After that list, the issue I have in mind may seem a trifle. Not to its victims. It is the relentless pursuit by the U.S. Internal Revenue Service of its own citizens abroad – more particularly, in Canada, including in our own North Shore communities. That’s what makes it a local issue.

The word fascism was fired at “Amerika” by the hippy-dippy real and play-Marxists of the unlamented Sixties. Absurd. But this stuff is near enough to the spirit of fascism and Soviet-style repression for the undersigned.

No barbed-wire camps, no gulag, no street beatings, but the IRS was empowered by a 2014 change in U.S. tax law to force banks everywhere to disclose the account information of American citizens living abroad.

And note well: The Canada Revenue Agency co-operated, giving the IRS the names of 155,000 American citizens holding accounts in this country, as Jeff Lee reported recently in the Vancouver Sun.

The law’s apparent intention was to expose rich, tax-ducking sleaze-bags stashing huge assets abroad. Good. Do it. Well deserved. And doubtless applauded by people at any level who conscientiously declare their income, certainly including the well-off.

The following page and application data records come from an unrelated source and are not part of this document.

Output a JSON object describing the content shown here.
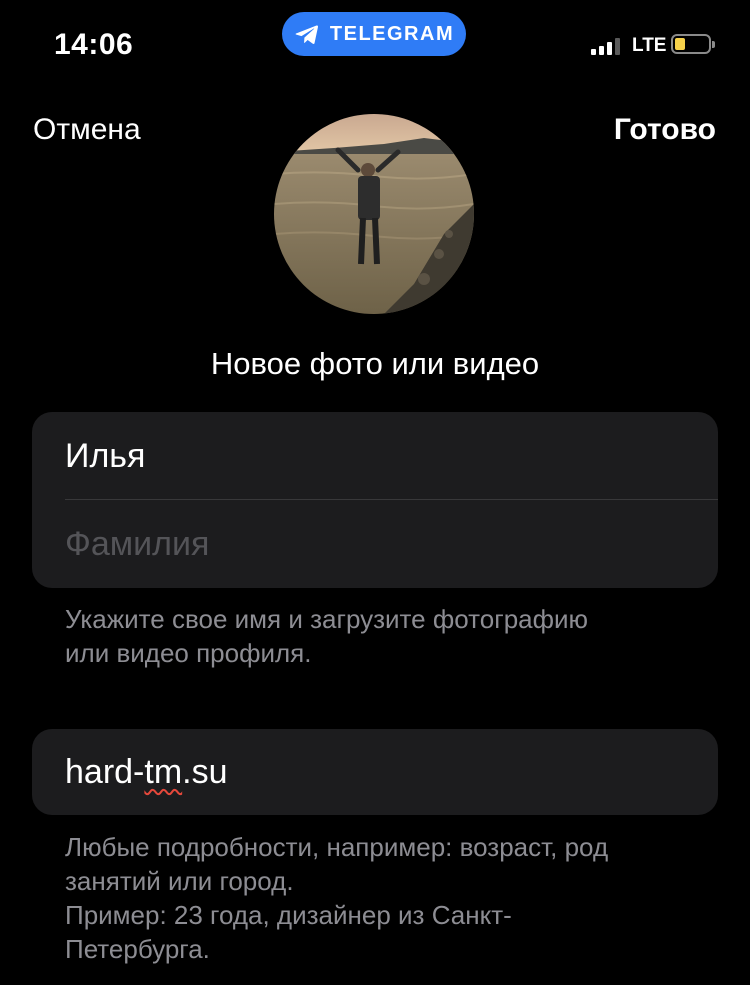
{
  "status": {
    "time": "14:06",
    "app_pill": "TELEGRAM",
    "network": "LTE",
    "battery_level": 0.3,
    "colors": {
      "pill": "#2f7cf6",
      "battery": "#f6d14a"
    }
  },
  "nav": {
    "cancel": "Отмена",
    "done": "Готово"
  },
  "profile": {
    "photo_icon": "profile-photo",
    "new_photo": "Новое фото или видео"
  },
  "name_section": {
    "first_name": "Илья",
    "last_name_placeholder": "Фамилия",
    "hint_line1": "Укажите свое имя и загрузите фотографию",
    "hint_line2": "или видео профиля."
  },
  "bio_section": {
    "value_part1": "hard-",
    "value_misspelled": "tm",
    "value_part2": ".su",
    "hint_line1": "Любые подробности, например: возраст, род",
    "hint_line2": "занятий или город.",
    "hint_line3": "Пример: 23 года, дизайнер из Санкт-",
    "hint_line4": "Петербурга."
  },
  "colors": {
    "background": "#000000",
    "group": "#1c1c1e",
    "hint": "#8d8d93",
    "spellcheck": "#e5483b"
  }
}
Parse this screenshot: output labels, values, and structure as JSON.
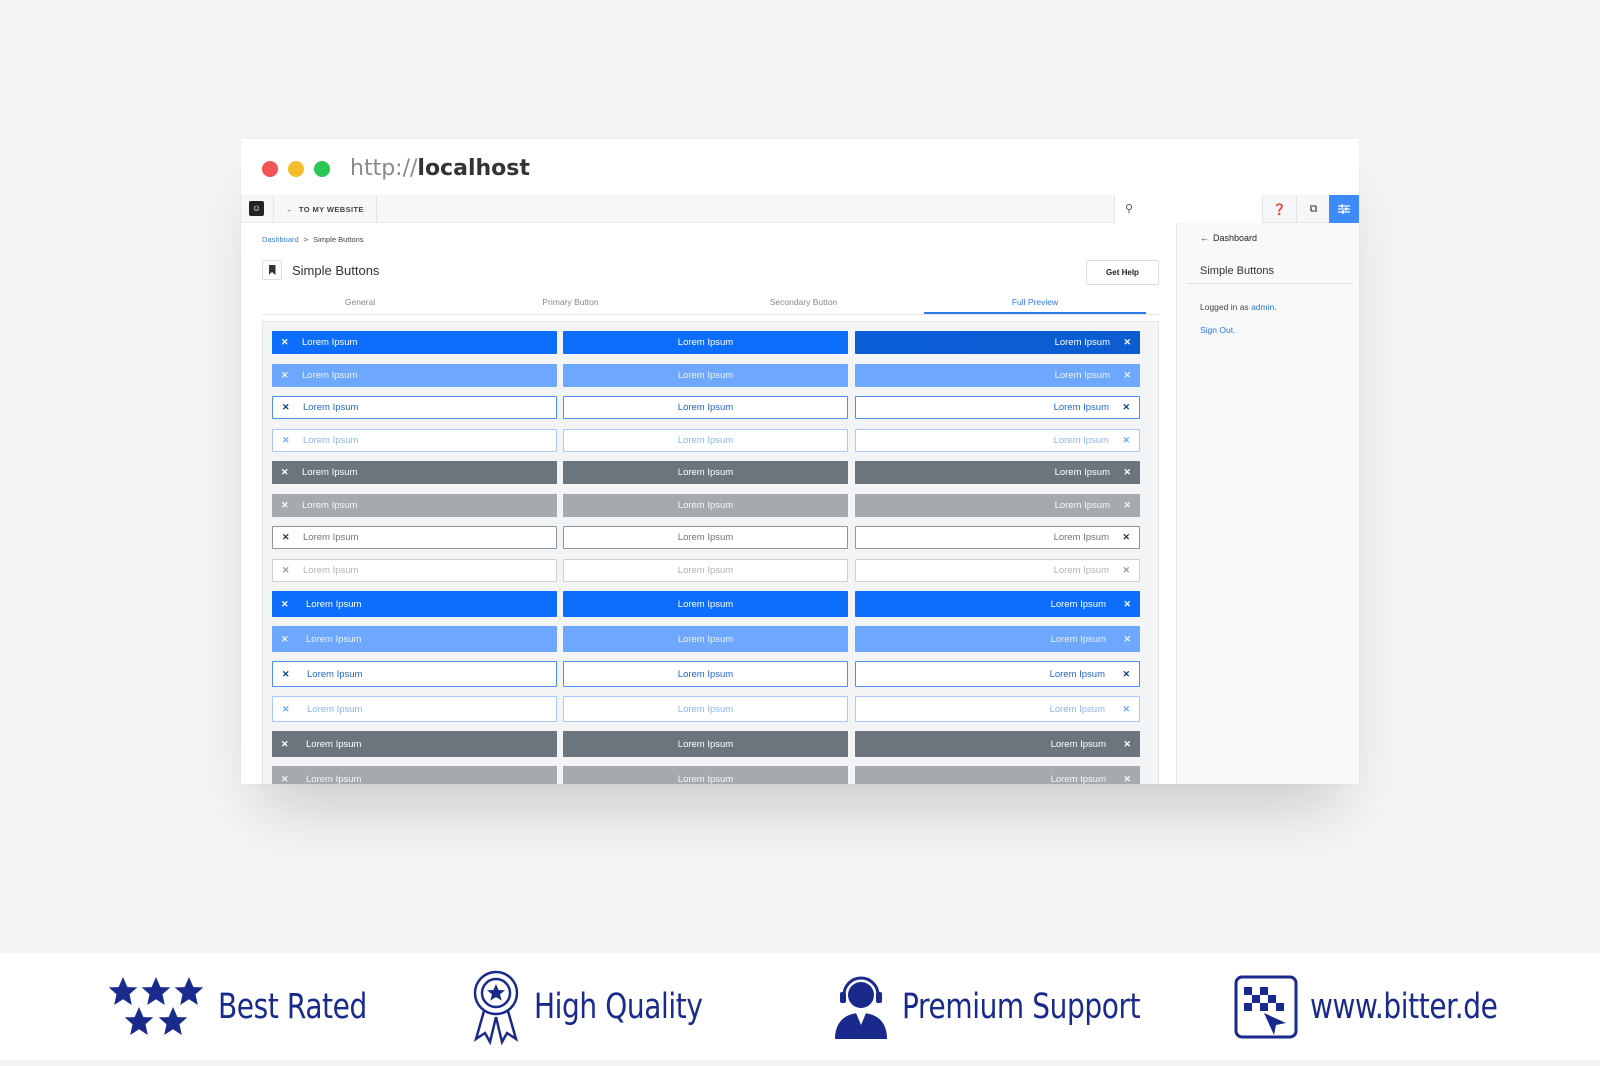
{
  "browser": {
    "url_scheme": "http://",
    "url_host": "localhost"
  },
  "topbar": {
    "logo_icon": "concrete-logo-icon",
    "back_label": "TO MY WEBSITE",
    "search_placeholder": "",
    "icons": [
      "help-icon",
      "copy-icon",
      "settings-sliders-icon"
    ],
    "accent": "#3d8bf8"
  },
  "breadcrumb": {
    "parent": "Dashboard",
    "separator": ">",
    "current": "Simple Buttons"
  },
  "page": {
    "title": "Simple Buttons",
    "help_button": "Get Help"
  },
  "tabs": [
    {
      "label": "General",
      "active": false
    },
    {
      "label": "Primary Button",
      "active": false
    },
    {
      "label": "Secondary Button",
      "active": false
    },
    {
      "label": "Full Preview",
      "active": true
    }
  ],
  "preview": {
    "button_label": "Lorem Ipsum",
    "close_glyph": "✕",
    "rows": [
      {
        "style": "s-blue",
        "col2_style": "s-blue-dark",
        "size": "small"
      },
      {
        "style": "s-blue-light",
        "size": "small"
      },
      {
        "style": "s-blue-out",
        "size": "small"
      },
      {
        "style": "s-blue-out-light",
        "size": "small"
      },
      {
        "style": "s-gray",
        "size": "small"
      },
      {
        "style": "s-gray-light",
        "size": "small"
      },
      {
        "style": "s-gray-out",
        "size": "small"
      },
      {
        "style": "s-gray-out-light",
        "size": "small"
      },
      {
        "style": "s-blue",
        "size": "big"
      },
      {
        "style": "s-blue-light",
        "size": "big"
      },
      {
        "style": "s-blue-out",
        "size": "big"
      },
      {
        "style": "s-blue-out-light",
        "size": "big"
      },
      {
        "style": "s-gray",
        "size": "big"
      },
      {
        "style": "s-gray-light",
        "size": "big"
      }
    ]
  },
  "sidebar": {
    "back_label": "Dashboard",
    "title": "Simple Buttons",
    "logged_in_prefix": "Logged in as",
    "user": "admin",
    "logged_in_suffix": ".",
    "sign_out": "Sign Out."
  },
  "footer": {
    "color": "#1a2a8c",
    "features": [
      {
        "icon": "stars-icon",
        "label": "Best Rated"
      },
      {
        "icon": "award-ribbon-icon",
        "label": "High Quality"
      },
      {
        "icon": "support-agent-icon",
        "label": "Premium Support"
      },
      {
        "icon": "bitter-logo-icon",
        "label": "www.bitter.de"
      }
    ]
  }
}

No hate-the-rich animus here. Only look at the community benefits bestowed by the wealthy, both individuals and corporations, right down to small local businesses that underwrite kids’ sports and such.

But the IRS net’s mesh is so fine that it catches innocent financial minnows, some not even aware – like those who haven’t lived in the U.S. since infancy – that they were violating an outrageous new tax procedure shared by exactly one other country on earth: Eritrea.

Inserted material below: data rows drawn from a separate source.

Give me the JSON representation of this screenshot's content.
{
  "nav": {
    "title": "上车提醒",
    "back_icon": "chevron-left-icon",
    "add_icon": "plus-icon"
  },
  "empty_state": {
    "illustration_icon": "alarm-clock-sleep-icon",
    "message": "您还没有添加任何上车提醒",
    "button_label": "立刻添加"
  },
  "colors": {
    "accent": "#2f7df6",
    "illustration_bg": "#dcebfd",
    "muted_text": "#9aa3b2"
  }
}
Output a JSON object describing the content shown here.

“They’re terrorizing people,” a North Shore resident, living in Canada for decades, bluntly said.

The IRS bullies furthermore are demanding back taxes. Yes, retroactive to the law’s enactment.

There’s more. Given the complexity at best of complying with tax laws – including very much concerning our CRA – the IRS requirements have spawned hugely profitable work, thousands of dollars a year in many cases, for a raft of lawyers and accountants in Canada.

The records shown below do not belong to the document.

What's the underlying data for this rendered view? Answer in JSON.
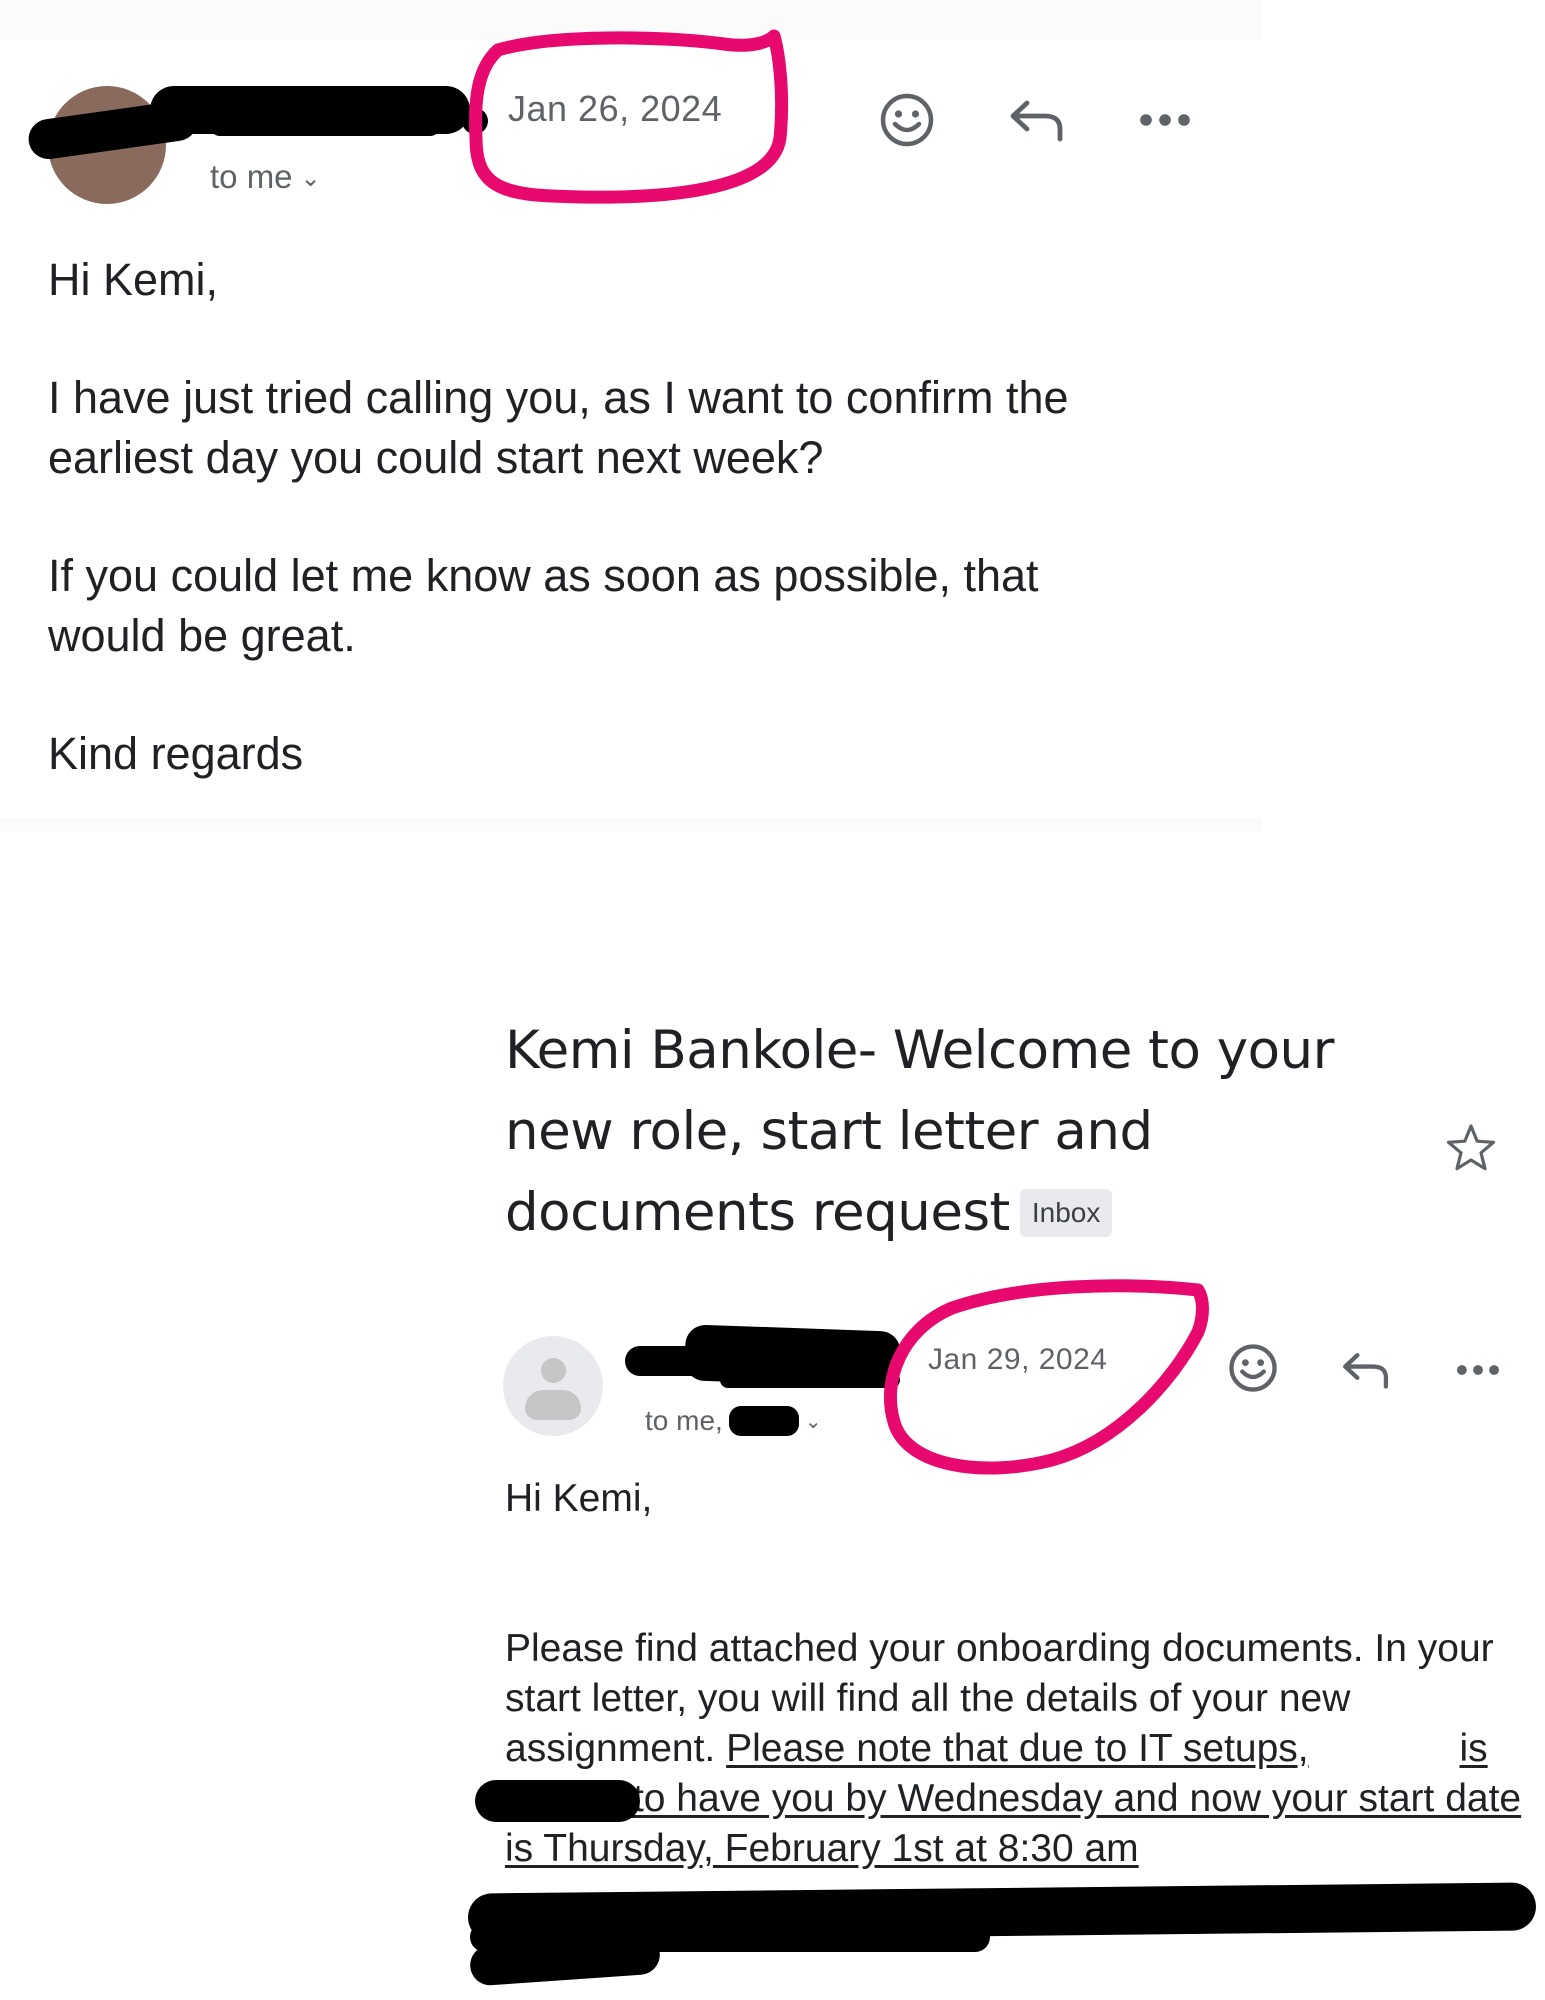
{
  "colors": {
    "annotation": "#e8096f",
    "muted": "#5f6368",
    "text": "#202124",
    "redaction": "#000000"
  },
  "email1": {
    "date": "Jan 26, 2024",
    "recipient_line": "to me",
    "actions": {
      "emoji_icon": "smile-icon",
      "reply_icon": "reply-icon",
      "more_icon": "more-horizontal-icon"
    },
    "body": {
      "greeting": "Hi Kemi,",
      "paragraph1": "I have just tried calling you, as I want to confirm the earliest day you could start next week?",
      "paragraph2": "If you could let me know as soon as possible, that would be great.",
      "closing": "Kind regards"
    }
  },
  "email2": {
    "subject": "Kemi Bankole- Welcome to your new role, start letter and documents request",
    "label": "Inbox",
    "star_icon": "star-outline-icon",
    "date": "Jan 29, 2024",
    "recipient_line": "to me,",
    "actions": {
      "emoji_icon": "smile-icon",
      "reply_icon": "reply-icon",
      "more_icon": "more-horizontal-icon"
    },
    "body": {
      "greeting": "Hi Kemi,",
      "paragraph_plain": "Please find attached your onboarding documents. In your start letter, you will find all the details of your new assignment.",
      "paragraph_underlined_part1": "Please note that due to IT setups,",
      "paragraph_underlined_part2": "is unable to have you by Wednesday and now your start date is Thursday, February 1st at 8:30 am"
    }
  }
}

“It’s persecution by paperwork,” said the U.S. citizen quoted above.

It might seem to simple minds that the obvious course is to toss American citizenship. But you don’t wriggle out of Uncle Sam’s clutch that easily.

Reporter Lee quotes the case of Susan Wood, who came to Canada with her parents as a child and never worked or voted in the U.S. She paid Calgary tax lawyer Alex Marino $12,000 to renounce citizenship. (Marino’s firm recently held a free seminar to guide others.)

To be fair, the complexities are unbelievable, a mare’s nest even to experts in U.S. tax law. One victim on the North Shore put through the mill had to sign many dozens of papers: “They were threatening us with practically confiscation.” As for those who share title on American property with others:

More tangles, more billable hours for lawyers, advisers and accountants.

And hear this: Canada’s registered education savings plans and tax-free savings accounts don’t cut it as tax shelters with the IRS. They’re taxable.

We’re not as far from repressive regimes and arbitrary rule as our soft-shoe propaganda would have it.

• • •

The Sewells, a popular family and operators of a marina that has given Horseshoe Bay residents and visitors a stunning experience of Howe Sound for 75 years, won unanimous council approval of a development of 159 condo units in six buildings ranging from three to 11 storeys.

The Sewells deserve it. They’ve earned it. I just wish they – or any other developer – wouldn’t do it.

Stand at Bay and Nelson streets. The buildings will obscure a gorgeous sweep of mountainside scenery.

But how can anyone complain in good conscience? Every one of our West Van homes has diminished precious nature and wildlife space.

© Trevor Lautens, 2016